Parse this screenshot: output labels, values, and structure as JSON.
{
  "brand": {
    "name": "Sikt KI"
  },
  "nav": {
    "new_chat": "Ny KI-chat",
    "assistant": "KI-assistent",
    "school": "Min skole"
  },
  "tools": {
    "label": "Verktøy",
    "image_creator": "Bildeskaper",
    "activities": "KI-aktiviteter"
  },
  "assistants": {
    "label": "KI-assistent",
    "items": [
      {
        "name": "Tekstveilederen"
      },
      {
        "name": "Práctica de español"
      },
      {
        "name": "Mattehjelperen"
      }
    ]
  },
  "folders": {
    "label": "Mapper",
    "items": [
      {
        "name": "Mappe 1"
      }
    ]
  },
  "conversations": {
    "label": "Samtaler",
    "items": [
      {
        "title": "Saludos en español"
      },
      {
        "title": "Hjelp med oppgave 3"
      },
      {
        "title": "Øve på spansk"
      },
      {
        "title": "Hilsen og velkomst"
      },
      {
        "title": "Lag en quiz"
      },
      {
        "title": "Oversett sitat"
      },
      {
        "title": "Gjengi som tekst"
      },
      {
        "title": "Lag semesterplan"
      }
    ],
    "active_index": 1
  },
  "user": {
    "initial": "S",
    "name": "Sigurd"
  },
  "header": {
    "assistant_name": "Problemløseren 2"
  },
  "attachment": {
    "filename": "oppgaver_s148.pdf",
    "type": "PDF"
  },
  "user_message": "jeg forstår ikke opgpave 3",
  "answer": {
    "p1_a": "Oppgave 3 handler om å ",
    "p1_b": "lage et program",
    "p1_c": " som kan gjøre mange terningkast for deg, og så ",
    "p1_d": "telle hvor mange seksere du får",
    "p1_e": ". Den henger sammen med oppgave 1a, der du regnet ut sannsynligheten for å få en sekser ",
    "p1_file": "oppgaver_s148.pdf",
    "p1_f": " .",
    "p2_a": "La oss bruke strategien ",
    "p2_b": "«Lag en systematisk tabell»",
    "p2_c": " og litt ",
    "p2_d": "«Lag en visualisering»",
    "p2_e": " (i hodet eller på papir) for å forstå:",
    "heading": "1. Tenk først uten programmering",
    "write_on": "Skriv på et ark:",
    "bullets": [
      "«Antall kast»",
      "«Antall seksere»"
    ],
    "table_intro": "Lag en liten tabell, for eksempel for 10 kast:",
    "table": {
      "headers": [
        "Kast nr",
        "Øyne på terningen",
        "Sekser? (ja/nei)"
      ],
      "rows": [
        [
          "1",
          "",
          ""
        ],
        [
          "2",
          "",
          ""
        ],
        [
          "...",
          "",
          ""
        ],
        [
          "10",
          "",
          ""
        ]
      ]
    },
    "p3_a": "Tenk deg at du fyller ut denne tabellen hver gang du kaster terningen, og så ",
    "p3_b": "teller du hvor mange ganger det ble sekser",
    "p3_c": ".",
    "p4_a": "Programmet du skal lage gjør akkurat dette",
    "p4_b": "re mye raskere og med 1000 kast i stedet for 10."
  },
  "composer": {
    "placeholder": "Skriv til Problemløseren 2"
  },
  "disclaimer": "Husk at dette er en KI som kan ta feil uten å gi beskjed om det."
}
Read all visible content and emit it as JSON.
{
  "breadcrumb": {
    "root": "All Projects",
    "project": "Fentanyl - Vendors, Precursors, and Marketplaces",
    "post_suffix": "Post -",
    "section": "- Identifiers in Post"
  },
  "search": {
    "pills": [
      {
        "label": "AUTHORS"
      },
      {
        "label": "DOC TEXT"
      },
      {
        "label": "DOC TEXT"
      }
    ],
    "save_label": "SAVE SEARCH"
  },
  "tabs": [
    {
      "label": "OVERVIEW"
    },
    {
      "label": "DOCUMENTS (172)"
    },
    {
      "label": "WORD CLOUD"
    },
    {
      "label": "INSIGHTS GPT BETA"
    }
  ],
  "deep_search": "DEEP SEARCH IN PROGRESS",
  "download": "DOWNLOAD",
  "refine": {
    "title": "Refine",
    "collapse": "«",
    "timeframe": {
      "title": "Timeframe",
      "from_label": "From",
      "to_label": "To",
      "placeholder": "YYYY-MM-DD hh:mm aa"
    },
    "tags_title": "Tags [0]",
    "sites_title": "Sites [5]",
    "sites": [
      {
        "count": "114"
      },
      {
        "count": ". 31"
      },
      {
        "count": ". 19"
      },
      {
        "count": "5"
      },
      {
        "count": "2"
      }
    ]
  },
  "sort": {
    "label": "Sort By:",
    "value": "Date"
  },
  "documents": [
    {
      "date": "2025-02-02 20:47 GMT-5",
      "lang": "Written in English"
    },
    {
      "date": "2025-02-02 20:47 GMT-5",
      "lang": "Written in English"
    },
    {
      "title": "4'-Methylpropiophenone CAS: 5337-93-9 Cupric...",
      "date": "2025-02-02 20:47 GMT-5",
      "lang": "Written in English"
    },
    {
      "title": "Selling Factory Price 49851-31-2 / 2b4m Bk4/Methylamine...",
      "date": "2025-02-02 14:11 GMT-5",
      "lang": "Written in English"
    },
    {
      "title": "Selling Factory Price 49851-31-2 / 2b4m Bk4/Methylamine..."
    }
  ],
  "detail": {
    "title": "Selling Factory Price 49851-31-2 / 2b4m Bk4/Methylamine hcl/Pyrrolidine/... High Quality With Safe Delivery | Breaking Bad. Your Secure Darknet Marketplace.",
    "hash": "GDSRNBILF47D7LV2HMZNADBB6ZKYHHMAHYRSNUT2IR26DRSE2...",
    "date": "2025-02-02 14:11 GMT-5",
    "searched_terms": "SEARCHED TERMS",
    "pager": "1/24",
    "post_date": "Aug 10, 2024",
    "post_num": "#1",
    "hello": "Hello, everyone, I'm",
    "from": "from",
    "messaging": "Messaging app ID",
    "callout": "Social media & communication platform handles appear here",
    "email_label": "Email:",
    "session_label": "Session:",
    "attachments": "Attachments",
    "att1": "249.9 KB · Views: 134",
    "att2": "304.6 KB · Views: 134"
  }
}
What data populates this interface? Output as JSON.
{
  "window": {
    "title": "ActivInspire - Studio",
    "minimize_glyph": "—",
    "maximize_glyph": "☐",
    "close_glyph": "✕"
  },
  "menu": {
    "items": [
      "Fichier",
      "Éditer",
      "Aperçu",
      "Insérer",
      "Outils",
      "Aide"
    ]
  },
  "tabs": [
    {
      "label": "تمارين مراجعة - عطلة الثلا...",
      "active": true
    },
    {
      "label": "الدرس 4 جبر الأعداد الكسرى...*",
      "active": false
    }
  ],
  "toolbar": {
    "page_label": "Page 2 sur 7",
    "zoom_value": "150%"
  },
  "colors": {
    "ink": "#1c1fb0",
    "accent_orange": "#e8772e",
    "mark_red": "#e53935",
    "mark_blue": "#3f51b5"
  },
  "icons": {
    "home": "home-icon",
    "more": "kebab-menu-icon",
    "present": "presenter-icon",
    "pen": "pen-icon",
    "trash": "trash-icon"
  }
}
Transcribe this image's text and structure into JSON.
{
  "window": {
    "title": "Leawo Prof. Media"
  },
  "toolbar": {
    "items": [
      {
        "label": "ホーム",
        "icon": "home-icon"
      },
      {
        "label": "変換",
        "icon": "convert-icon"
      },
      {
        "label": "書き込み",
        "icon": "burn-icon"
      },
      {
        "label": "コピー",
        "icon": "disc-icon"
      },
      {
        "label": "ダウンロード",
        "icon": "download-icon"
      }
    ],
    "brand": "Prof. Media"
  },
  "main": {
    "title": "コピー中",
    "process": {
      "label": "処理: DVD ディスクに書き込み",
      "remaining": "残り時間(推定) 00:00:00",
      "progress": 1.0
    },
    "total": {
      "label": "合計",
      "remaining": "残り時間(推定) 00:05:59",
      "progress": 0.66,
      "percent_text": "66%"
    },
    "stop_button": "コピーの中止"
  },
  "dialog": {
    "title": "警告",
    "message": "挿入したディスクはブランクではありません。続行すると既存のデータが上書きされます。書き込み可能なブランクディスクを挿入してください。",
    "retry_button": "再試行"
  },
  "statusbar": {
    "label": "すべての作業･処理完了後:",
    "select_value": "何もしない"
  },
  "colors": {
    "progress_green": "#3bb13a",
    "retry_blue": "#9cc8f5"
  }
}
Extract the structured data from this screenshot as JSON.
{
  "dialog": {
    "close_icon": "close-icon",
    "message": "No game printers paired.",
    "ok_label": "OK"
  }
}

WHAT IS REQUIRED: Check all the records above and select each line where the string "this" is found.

EXERCISE OUTPUT:
Parse this screenshot: output labels, values, and structure as JSON.
What data populates this interface? Output as JSON.
Transcribe this image's text and structure into JSON.
Extract the structured data from this screenshot as JSON.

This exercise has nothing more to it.